Start of Block

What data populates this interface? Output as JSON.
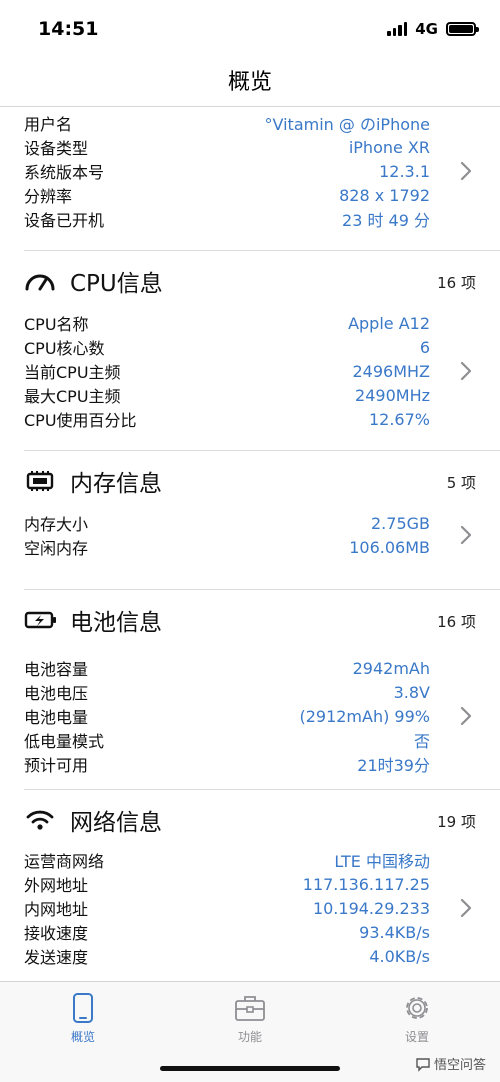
{
  "status_bar": {
    "time": "14:51",
    "network": "4G"
  },
  "nav": {
    "title": "概览"
  },
  "device": {
    "rows": [
      {
        "label": "用户名",
        "value": "°Vitamin @ のiPhone"
      },
      {
        "label": "设备类型",
        "value": "iPhone XR"
      },
      {
        "label": "系统版本号",
        "value": "12.3.1"
      },
      {
        "label": "分辨率",
        "value": "828 x 1792"
      },
      {
        "label": "设备已开机",
        "value": "23 时 49 分"
      }
    ]
  },
  "sections": [
    {
      "title": "CPU信息",
      "icon": "speedometer-icon",
      "count": "16 项",
      "rows": [
        {
          "label": "CPU名称",
          "value": "Apple A12"
        },
        {
          "label": "CPU核心数",
          "value": "6"
        },
        {
          "label": "当前CPU主频",
          "value": "2496MHZ"
        },
        {
          "label": "最大CPU主频",
          "value": "2490MHz"
        },
        {
          "label": "CPU使用百分比",
          "value": "12.67%"
        }
      ]
    },
    {
      "title": "内存信息",
      "icon": "memory-chip-icon",
      "count": "5 项",
      "rows": [
        {
          "label": "内存大小",
          "value": "2.75GB"
        },
        {
          "label": "空闲内存",
          "value": "106.06MB"
        }
      ]
    },
    {
      "title": "电池信息",
      "icon": "battery-charging-icon",
      "count": "16 项",
      "rows": [
        {
          "label": "电池容量",
          "value": "2942mAh"
        },
        {
          "label": "电池电压",
          "value": "3.8V"
        },
        {
          "label": "电池电量",
          "value": "(2912mAh) 99%"
        },
        {
          "label": "低电量模式",
          "value": "否"
        },
        {
          "label": "预计可用",
          "value": "21时39分"
        }
      ]
    },
    {
      "title": "网络信息",
      "icon": "wifi-icon",
      "count": "19 项",
      "rows": [
        {
          "label": "运营商网络",
          "value": "LTE 中国移动"
        },
        {
          "label": "外网地址",
          "value": "117.136.117.25"
        },
        {
          "label": "内网地址",
          "value": "10.194.29.233"
        },
        {
          "label": "接收速度",
          "value": "93.4KB/s"
        },
        {
          "label": "发送速度",
          "value": "4.0KB/s"
        }
      ]
    }
  ],
  "tabs": [
    {
      "label": "概览",
      "icon": "phone-icon",
      "active": true
    },
    {
      "label": "功能",
      "icon": "toolbox-icon",
      "active": false
    },
    {
      "label": "设置",
      "icon": "gear-icon",
      "active": false
    }
  ],
  "watermark": {
    "text": "悟空问答"
  },
  "colors": {
    "accent": "#3a78c8",
    "label": "#111111",
    "tab_inactive": "#8e8e93",
    "tab_active": "#3a78c8"
  }
}
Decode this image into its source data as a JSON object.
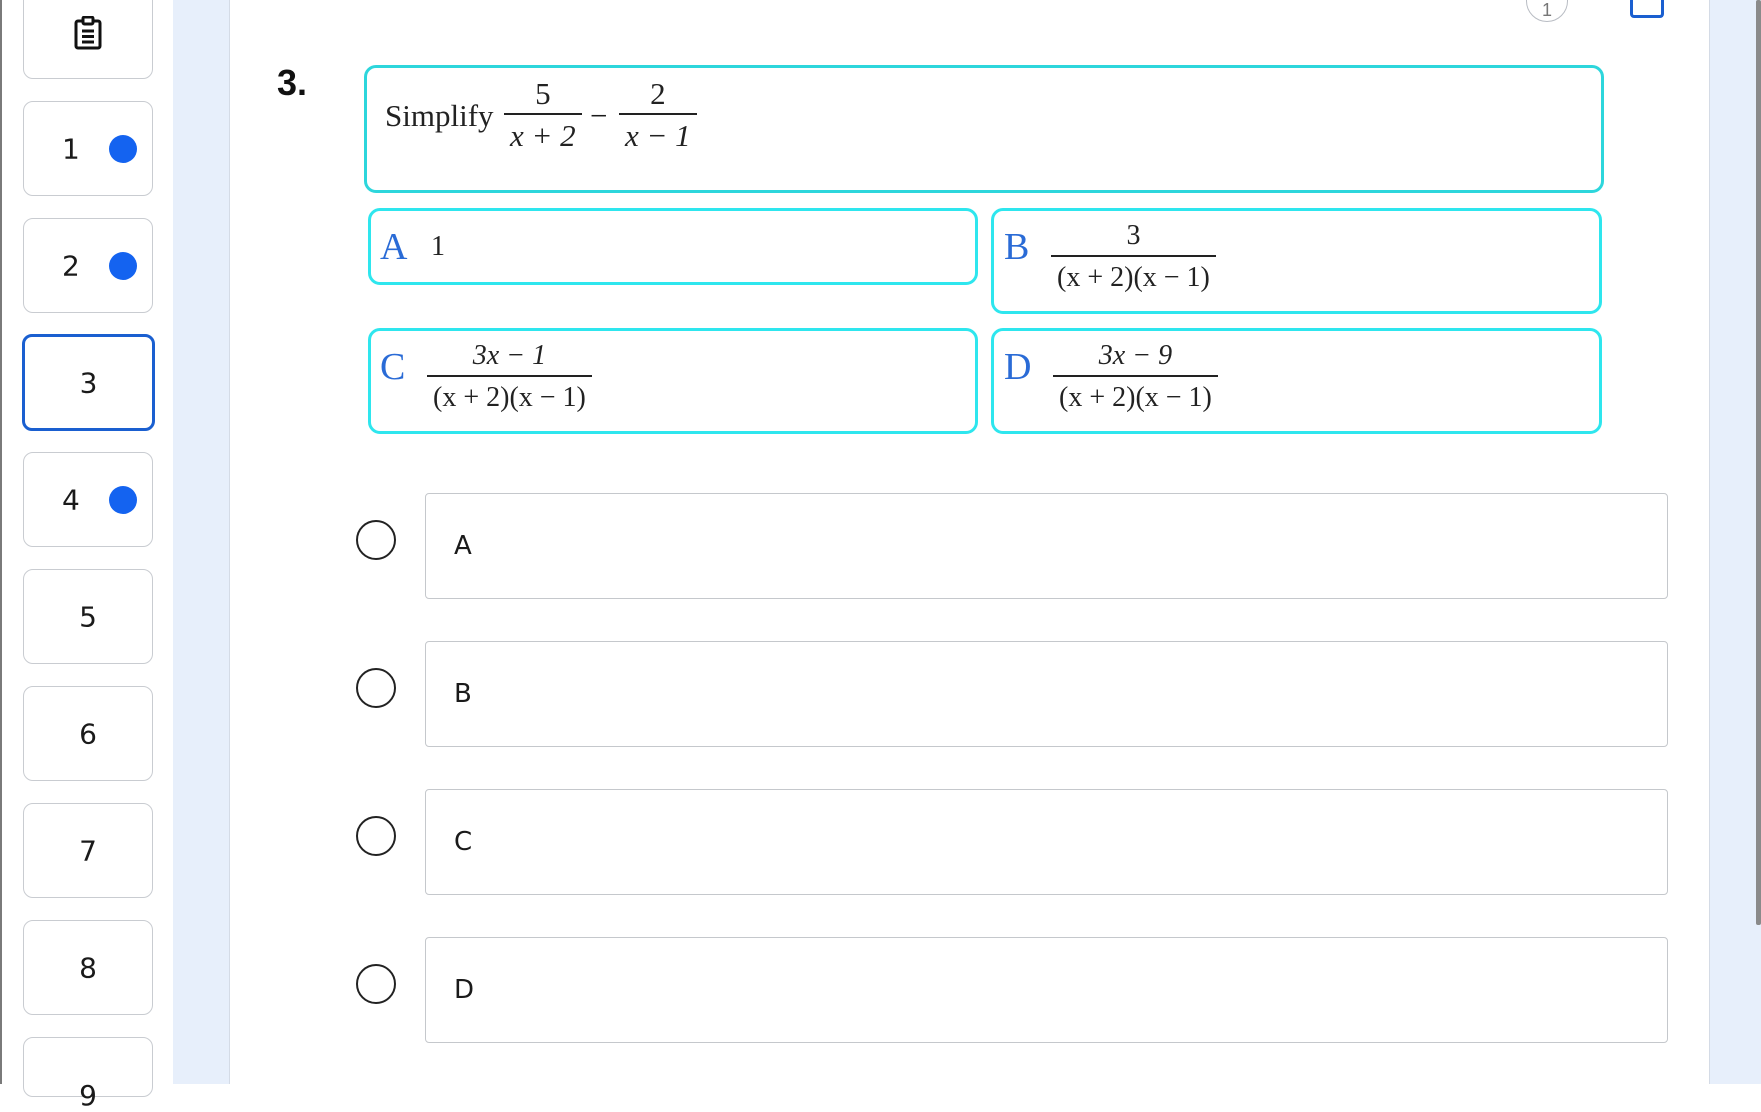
{
  "nav": {
    "items": [
      {
        "label": "1",
        "answered": true
      },
      {
        "label": "2",
        "answered": true
      },
      {
        "label": "3",
        "answered": false,
        "current": true
      },
      {
        "label": "4",
        "answered": true
      },
      {
        "label": "5",
        "answered": false
      },
      {
        "label": "6",
        "answered": false
      },
      {
        "label": "7",
        "answered": false
      },
      {
        "label": "8",
        "answered": false
      },
      {
        "label": "9",
        "answered": false
      }
    ]
  },
  "header": {
    "counter": "1"
  },
  "question": {
    "number": "3.",
    "prompt": "Simplify",
    "expr": {
      "f1_num": "5",
      "f1_den": "x + 2",
      "op": "−",
      "f2_num": "2",
      "f2_den": "x − 1"
    }
  },
  "options": {
    "A": {
      "letter": "A",
      "value": "1"
    },
    "B": {
      "letter": "B",
      "num": "3",
      "den": "(x + 2)(x − 1)"
    },
    "C": {
      "letter": "C",
      "num": "3x − 1",
      "den": "(x + 2)(x − 1)"
    },
    "D": {
      "letter": "D",
      "num": "3x − 9",
      "den": "(x + 2)(x − 1)"
    }
  },
  "answers": [
    "A",
    "B",
    "C",
    "D"
  ],
  "colors": {
    "accent": "#1463f0",
    "option_border": "#2ee6ee",
    "option_letter": "#2a6bd6",
    "gutter": "#e7effb"
  }
}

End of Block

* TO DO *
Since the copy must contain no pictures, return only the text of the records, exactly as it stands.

* YOUR SOLUTION *
What data populates this interface? Output as JSON.
{
  "status_bar": {
    "time": "14:51",
    "network": "4G"
  },
  "nav": {
    "title": "概览"
  },
  "device": {
    "rows": [
      {
        "label": "用户名",
        "value": "°Vitamin @ のiPhone"
      },
      {
        "label": "设备类型",
        "value": "iPhone XR"
      },
      {
        "label": "系统版本号",
        "value": "12.3.1"
      },
      {
        "label": "分辨率",
        "value": "828 x 1792"
      },
      {
        "label": "设备已开机",
        "value": "23 时 49 分"
      }
    ]
  },
  "sections": [
    {
      "title": "CPU信息",
      "icon": "speedometer-icon",
      "count": "16 项",
      "rows": [
        {
          "label": "CPU名称",
          "value": "Apple A12"
        },
        {
          "label": "CPU核心数",
          "value": "6"
        },
        {
          "label": "当前CPU主频",
          "value": "2496MHZ"
        },
        {
          "label": "最大CPU主频",
          "value": "2490MHz"
        },
        {
          "label": "CPU使用百分比",
          "value": "12.67%"
        }
      ]
    },
    {
      "title": "内存信息",
      "icon": "memory-chip-icon",
      "count": "5 项",
      "rows": [
        {
          "label": "内存大小",
          "value": "2.75GB"
        },
        {
          "label": "空闲内存",
          "value": "106.06MB"
        }
      ]
    },
    {
      "title": "电池信息",
      "icon": "battery-charging-icon",
      "count": "16 项",
      "rows": [
        {
          "label": "电池容量",
          "value": "2942mAh"
        },
        {
          "label": "电池电压",
          "value": "3.8V"
        },
        {
          "label": "电池电量",
          "value": "(2912mAh) 99%"
        },
        {
          "label": "低电量模式",
          "value": "否"
        },
        {
          "label": "预计可用",
          "value": "21时39分"
        }
      ]
    },
    {
      "title": "网络信息",
      "icon": "wifi-icon",
      "count": "19 项",
      "rows": [
        {
          "label": "运营商网络",
          "value": "LTE 中国移动"
        },
        {
          "label": "外网地址",
          "value": "117.136.117.25"
        },
        {
          "label": "内网地址",
          "value": "10.194.29.233"
        },
        {
          "label": "接收速度",
          "value": "93.4KB/s"
        },
        {
          "label": "发送速度",
          "value": "4.0KB/s"
        }
      ]
    }
  ],
  "tabs": [
    {
      "label": "概览",
      "icon": "phone-icon",
      "active": true
    },
    {
      "label": "功能",
      "icon": "toolbox-icon",
      "active": false
    },
    {
      "label": "设置",
      "icon": "gear-icon",
      "active": false
    }
  ],
  "watermark": {
    "text": "悟空问答"
  },
  "colors": {
    "accent": "#3a78c8",
    "label": "#111111",
    "tab_inactive": "#8e8e93",
    "tab_active": "#3a78c8"
  }
}
Decode this image into its source data as a JSON object.
{
  "nav": {
    "items": [
      {
        "label": "1",
        "answered": true
      },
      {
        "label": "2",
        "answered": true
      },
      {
        "label": "3",
        "answered": false,
        "current": true
      },
      {
        "label": "4",
        "answered": true
      },
      {
        "label": "5",
        "answered": false
      },
      {
        "label": "6",
        "answered": false
      },
      {
        "label": "7",
        "answered": false
      },
      {
        "label": "8",
        "answered": false
      },
      {
        "label": "9",
        "answered": false
      }
    ]
  },
  "header": {
    "counter": "1"
  },
  "question": {
    "number": "3.",
    "prompt": "Simplify",
    "expr": {
      "f1_num": "5",
      "f1_den": "x + 2",
      "op": "−",
      "f2_num": "2",
      "f2_den": "x − 1"
    }
  },
  "options": {
    "A": {
      "letter": "A",
      "value": "1"
    },
    "B": {
      "letter": "B",
      "num": "3",
      "den": "(x + 2)(x − 1)"
    },
    "C": {
      "letter": "C",
      "num": "3x − 1",
      "den": "(x + 2)(x − 1)"
    },
    "D": {
      "letter": "D",
      "num": "3x − 9",
      "den": "(x + 2)(x − 1)"
    }
  },
  "answers": [
    "A",
    "B",
    "C",
    "D"
  ],
  "colors": {
    "accent": "#1463f0",
    "option_border": "#2ee6ee",
    "option_letter": "#2a6bd6",
    "gutter": "#e7effb"
  }
}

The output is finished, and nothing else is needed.